International Stem Cell Corporation has developed a proprietary technique for creating histocompatible stem cells via parthenogenetic activation (human parthenogenetic stem cells or hpSC). The process uses unfertilized human eggs and results in the cells inheriting a duplicate set of HLA genes. Matching donor and recipient tissue for HLA greatly increases the likelihood of transplant survival. This significantly reduces the possibility of the derived cells being rejected by an individual’s immune system making a single cell line suitable for treating millions of individuals. A relatively small number of such cell lines could be sufficient to provide “immune matched” cells to a large percentage of the world’s population.
Use of hpSC
Why use hpSC? This type of cell retains all of the advantages required to generate targeted histocompatible therapeutic tissues while being unable to generate a complete human organism.
They are as pluripotent and proliferative as a human embryonic stem cells or induced pluripotent stem cells (iPSC), but do not carry any possible genetic damage caused by reprogramming in the case of iPSC.

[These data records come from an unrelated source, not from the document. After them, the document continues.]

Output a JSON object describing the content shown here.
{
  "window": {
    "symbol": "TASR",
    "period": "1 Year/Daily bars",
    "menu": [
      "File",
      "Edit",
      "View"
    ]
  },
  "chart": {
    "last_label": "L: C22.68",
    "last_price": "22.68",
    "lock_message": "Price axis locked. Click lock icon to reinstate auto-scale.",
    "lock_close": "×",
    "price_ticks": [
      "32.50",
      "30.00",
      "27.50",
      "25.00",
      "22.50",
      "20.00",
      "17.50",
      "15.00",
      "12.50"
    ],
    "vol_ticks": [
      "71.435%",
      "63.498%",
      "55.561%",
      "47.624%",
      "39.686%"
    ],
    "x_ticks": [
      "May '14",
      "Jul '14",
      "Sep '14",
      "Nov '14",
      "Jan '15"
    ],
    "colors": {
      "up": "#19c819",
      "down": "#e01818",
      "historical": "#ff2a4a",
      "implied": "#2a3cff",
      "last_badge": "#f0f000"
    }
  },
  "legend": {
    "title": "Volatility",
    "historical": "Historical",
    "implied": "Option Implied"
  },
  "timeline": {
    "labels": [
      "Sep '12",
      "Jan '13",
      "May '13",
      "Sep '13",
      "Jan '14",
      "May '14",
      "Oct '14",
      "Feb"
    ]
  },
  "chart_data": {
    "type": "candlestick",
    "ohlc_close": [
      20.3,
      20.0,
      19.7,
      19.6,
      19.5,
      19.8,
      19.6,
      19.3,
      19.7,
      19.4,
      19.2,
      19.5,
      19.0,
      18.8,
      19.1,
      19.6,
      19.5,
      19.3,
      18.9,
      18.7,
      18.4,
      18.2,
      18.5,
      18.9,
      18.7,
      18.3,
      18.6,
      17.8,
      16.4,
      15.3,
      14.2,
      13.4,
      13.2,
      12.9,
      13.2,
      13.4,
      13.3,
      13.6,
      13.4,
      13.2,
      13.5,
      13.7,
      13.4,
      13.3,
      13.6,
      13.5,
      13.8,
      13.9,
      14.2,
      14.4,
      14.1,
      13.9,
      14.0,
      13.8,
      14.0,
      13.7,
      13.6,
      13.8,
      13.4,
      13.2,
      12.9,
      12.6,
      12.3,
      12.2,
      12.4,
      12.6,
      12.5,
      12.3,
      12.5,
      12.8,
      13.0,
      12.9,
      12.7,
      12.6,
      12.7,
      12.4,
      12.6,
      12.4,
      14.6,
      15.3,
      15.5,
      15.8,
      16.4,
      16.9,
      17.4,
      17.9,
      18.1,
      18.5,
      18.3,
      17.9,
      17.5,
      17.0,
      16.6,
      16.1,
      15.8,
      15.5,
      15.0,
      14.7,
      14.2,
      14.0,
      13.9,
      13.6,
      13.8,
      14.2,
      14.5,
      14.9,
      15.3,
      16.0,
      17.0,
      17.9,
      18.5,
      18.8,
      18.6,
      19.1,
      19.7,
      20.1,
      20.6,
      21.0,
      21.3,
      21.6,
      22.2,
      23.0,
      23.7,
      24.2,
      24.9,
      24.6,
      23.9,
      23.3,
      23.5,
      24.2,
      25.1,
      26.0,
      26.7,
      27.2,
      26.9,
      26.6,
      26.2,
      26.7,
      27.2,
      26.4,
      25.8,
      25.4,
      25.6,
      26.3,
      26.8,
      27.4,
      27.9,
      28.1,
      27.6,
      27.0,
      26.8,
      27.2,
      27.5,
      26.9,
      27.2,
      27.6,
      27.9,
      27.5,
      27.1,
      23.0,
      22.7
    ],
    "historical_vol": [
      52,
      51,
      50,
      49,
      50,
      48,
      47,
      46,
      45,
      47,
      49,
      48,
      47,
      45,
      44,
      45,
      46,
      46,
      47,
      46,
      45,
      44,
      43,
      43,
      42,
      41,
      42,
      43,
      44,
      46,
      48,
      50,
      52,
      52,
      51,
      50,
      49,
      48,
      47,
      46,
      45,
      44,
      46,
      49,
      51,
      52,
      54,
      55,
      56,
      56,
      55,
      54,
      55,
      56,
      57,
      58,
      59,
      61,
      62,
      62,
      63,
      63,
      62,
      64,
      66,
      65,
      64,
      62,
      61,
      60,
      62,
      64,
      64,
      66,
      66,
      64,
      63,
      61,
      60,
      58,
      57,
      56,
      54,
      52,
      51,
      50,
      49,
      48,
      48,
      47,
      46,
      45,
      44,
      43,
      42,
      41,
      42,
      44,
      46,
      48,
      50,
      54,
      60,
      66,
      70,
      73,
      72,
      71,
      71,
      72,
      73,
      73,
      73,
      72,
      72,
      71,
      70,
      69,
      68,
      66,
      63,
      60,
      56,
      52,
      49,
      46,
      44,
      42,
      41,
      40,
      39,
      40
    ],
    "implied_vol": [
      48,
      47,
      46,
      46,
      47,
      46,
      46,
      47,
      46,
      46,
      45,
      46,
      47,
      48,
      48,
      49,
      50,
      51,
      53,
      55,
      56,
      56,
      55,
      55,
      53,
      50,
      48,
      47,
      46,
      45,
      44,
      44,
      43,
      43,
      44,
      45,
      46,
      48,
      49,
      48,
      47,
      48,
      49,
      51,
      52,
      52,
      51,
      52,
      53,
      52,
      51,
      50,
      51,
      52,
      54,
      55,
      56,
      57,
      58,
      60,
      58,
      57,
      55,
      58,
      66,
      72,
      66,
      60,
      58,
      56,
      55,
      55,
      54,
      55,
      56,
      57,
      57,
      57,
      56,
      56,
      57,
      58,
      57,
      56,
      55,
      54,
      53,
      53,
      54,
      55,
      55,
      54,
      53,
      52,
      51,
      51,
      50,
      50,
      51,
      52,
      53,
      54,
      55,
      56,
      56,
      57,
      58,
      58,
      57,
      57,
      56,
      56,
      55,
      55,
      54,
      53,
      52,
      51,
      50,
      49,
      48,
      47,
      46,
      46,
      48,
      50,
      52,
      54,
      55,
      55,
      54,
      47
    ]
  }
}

Because hpSC are not derived from the patient, they will not carry a genetic disease that is inherent in the patient. For example, if cells are taken from a person with cystic fibrosis to generate stem cells, then those cells carry the same disease, making them less useful. An independent source of cells is a superior choice in this case.